Abstract: Will public scholarship and community engagement become central to revitalizing the humanities in the 21st century? Efforts to connect humanities research and teaching with projects to advance democracy, social justice, and the public good might take advantage of the latest episode of crisis, and even argue that they represent a strong new direction for revival. After a brief review of how definitions of the humanities have changed since the 1960s, the essay contends that the future of the humanities depends upon two interrelated innovations: the organized implementation of project- based engaged learning and scholarship, on the one hand, and the continued advancement of digital and new media learning and scholarship, on the other hand. A number of examples of engaged humanities practice are examined, their institutional obstacles analyzed, and the principles common to them enumerated.
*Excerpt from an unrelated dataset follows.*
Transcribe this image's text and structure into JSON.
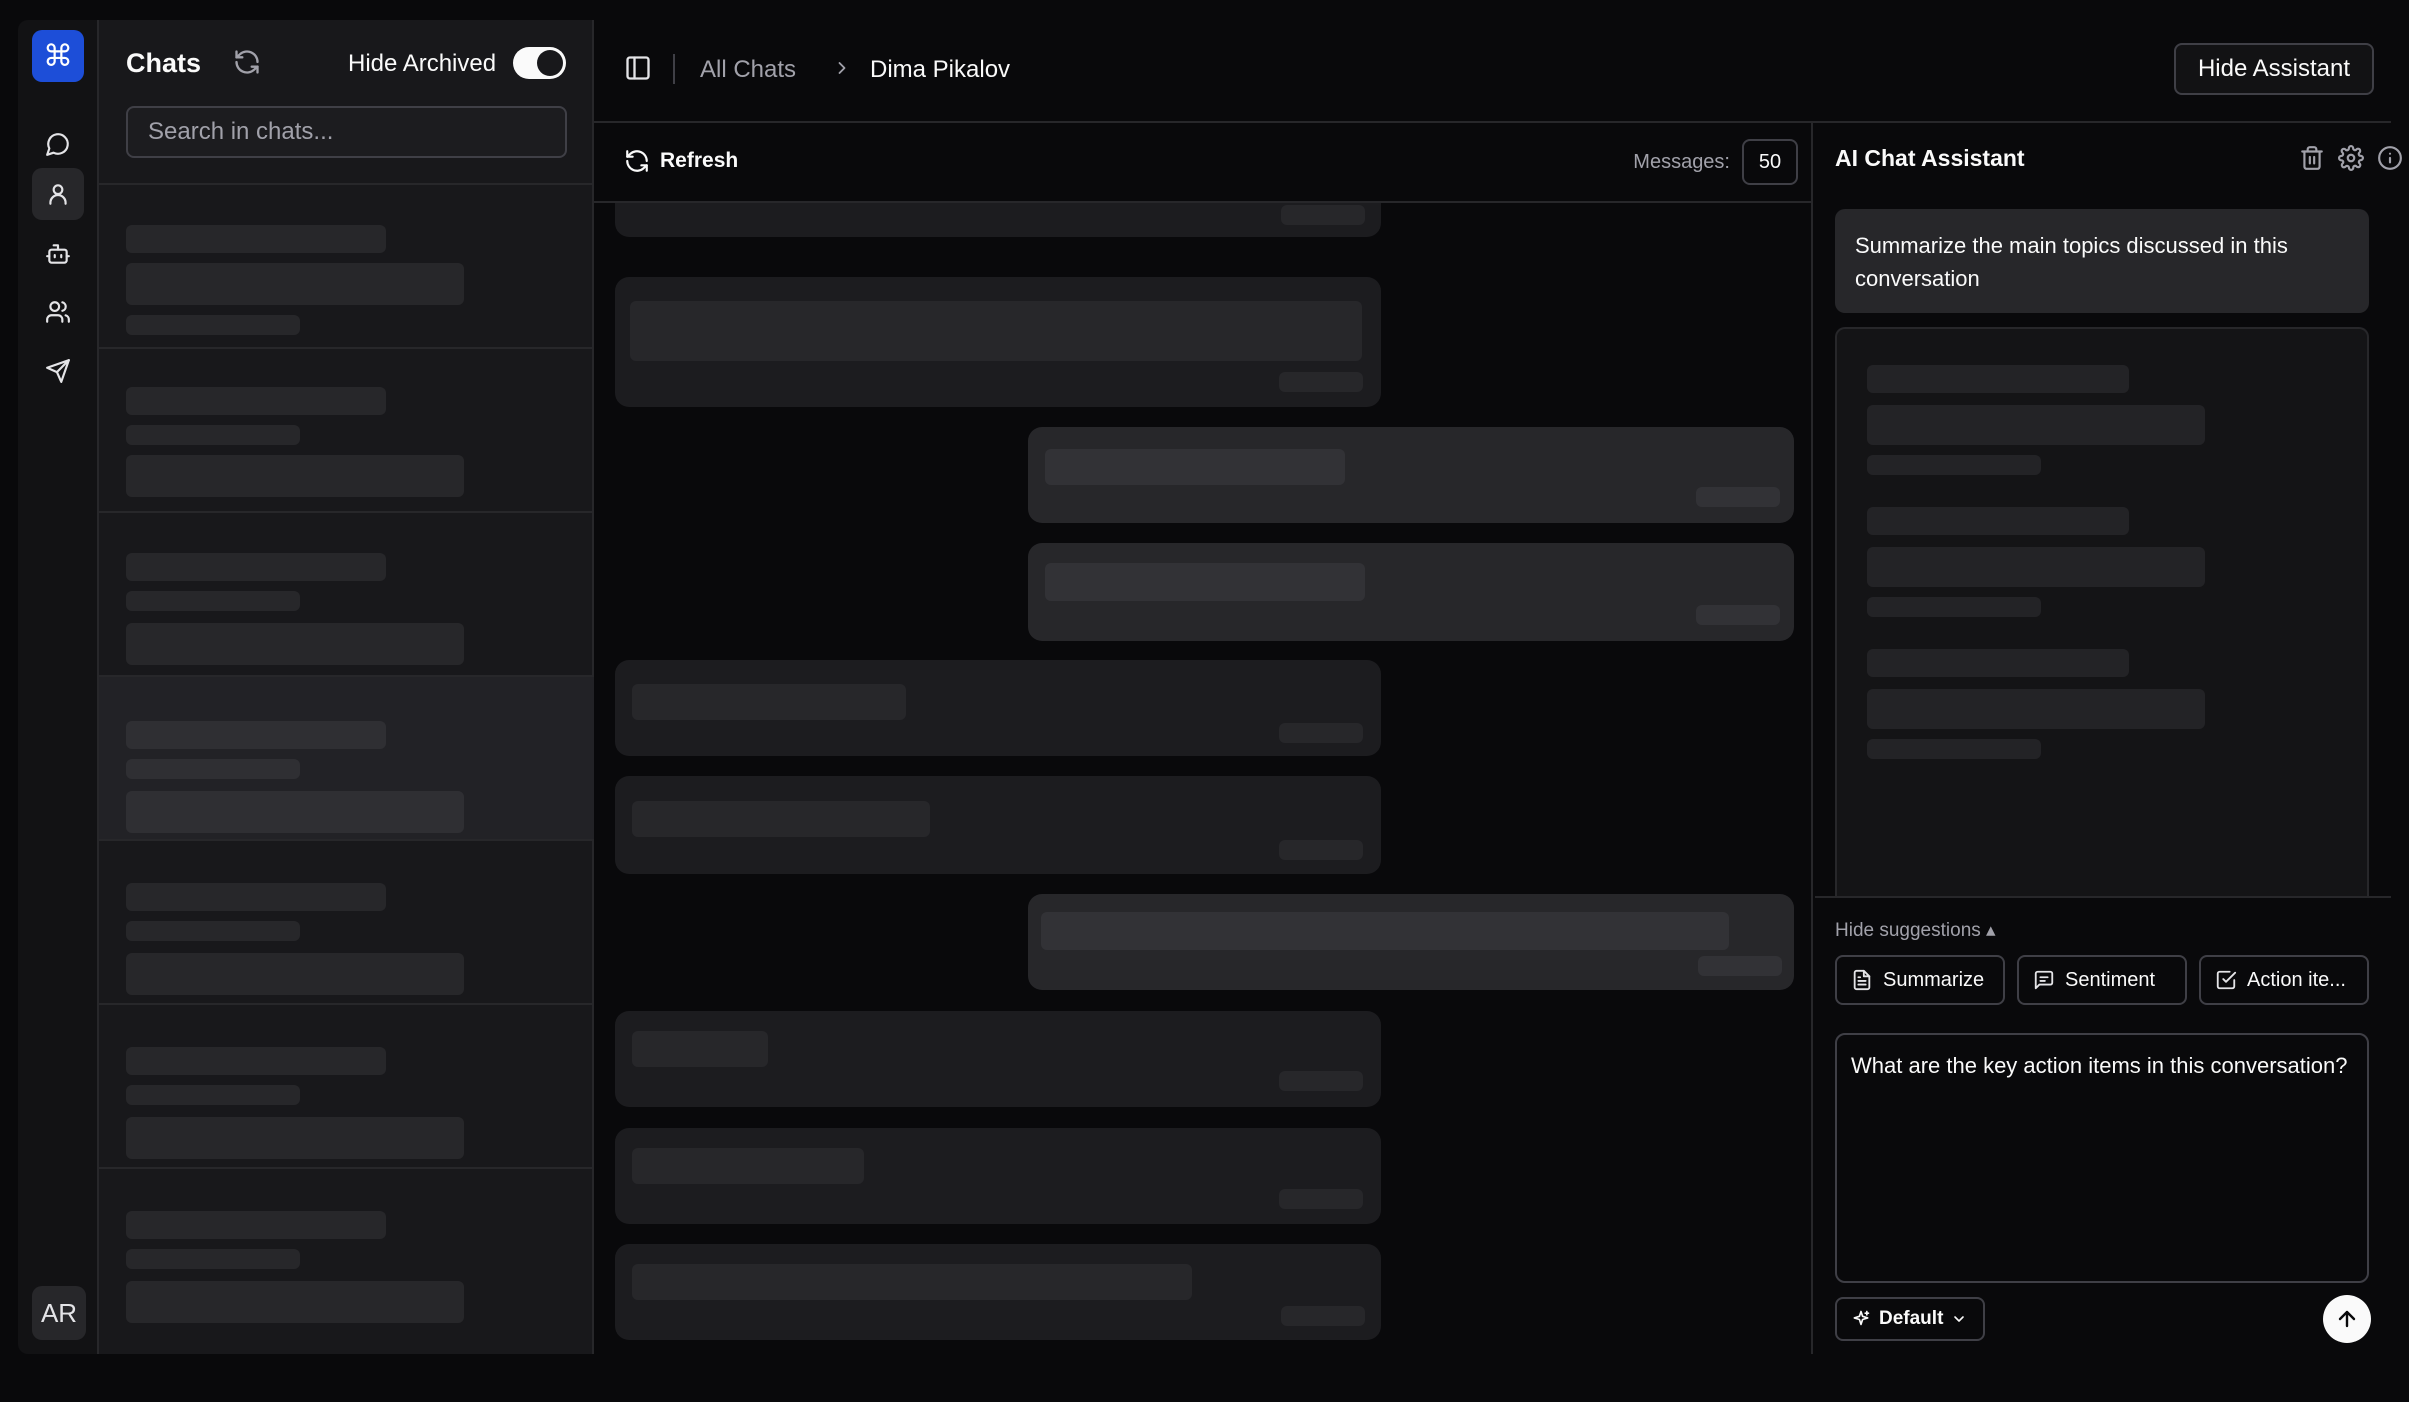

The conclusion focuses on how new media are changing the nature of “the public” once more, offering opportunities for different kinds of scholarship, teaching, and engagement.

Posey, S. M. & Quinn, D. (2009). Engaging Humanities: Interdisciplinary Approaches to Composition and Service-Learning. Journal for Civic Commitment, 8(1), 1-14.

Abstract: Service-learning has the potential to enhance learning outcomes for composition students. In an interdisciplinary general education program structured with learning communities and shared readings, service-learning ties together diverse themes evident in the humanities and social science-based curriculum while promoting self-awareness, community consciousness, teamwork and life-long learning. 

Parra, M. (2013). Expanding Language and Cultural Competence in Advanced Heritage- and Foreign- Language Learners through Community Engagement and Work with the Arts. Heritage Language Journal, 10(2), 115-142. 

Abstract: The purpose of this article is to describe the methodology and pedagogical practices of an advanced language course, Spanish and the Community, that addresses the strengths and needs of both Spanish heritage language learners and foreign language learners in classrooms that contain both populations, i.e., in mixed classrooms. Focused on the Latino experience in the United States, the course’s main goals are to advance translingual competence, transcultural critical thinking, and social consciousness in both groups of students. Three effective and interrelated pedagogical approaches are proposed: (a) community service as a vehicle for social engagement with the Latino community; (b) the multiliteracies approach (New London Group, 1996), with emphasis on work with art; and (c) border and critical pedagogy drawn from several authors in the heritage language field (Aparicio, 1997; Correa, 2011; Ducar, 2008; Irwin, 1996; Leeman, 2005; Leeman & Rabin, 2001; Martínez & Schwartz, 2012) and from Henry Giroux and Paulo Freire’s work. The effectiveness of this combined approach is demonstrated in students’ final art projects, in which they: (a) critically reflect on key issues related to the Latino community; (b) integrate knowledge about the Latino experience with their own personal story; (c) become aware of their relationship to the Latino community; and (d) express their ideas about their creative artifact in elaborated written texts in Spanish (the project’s written component).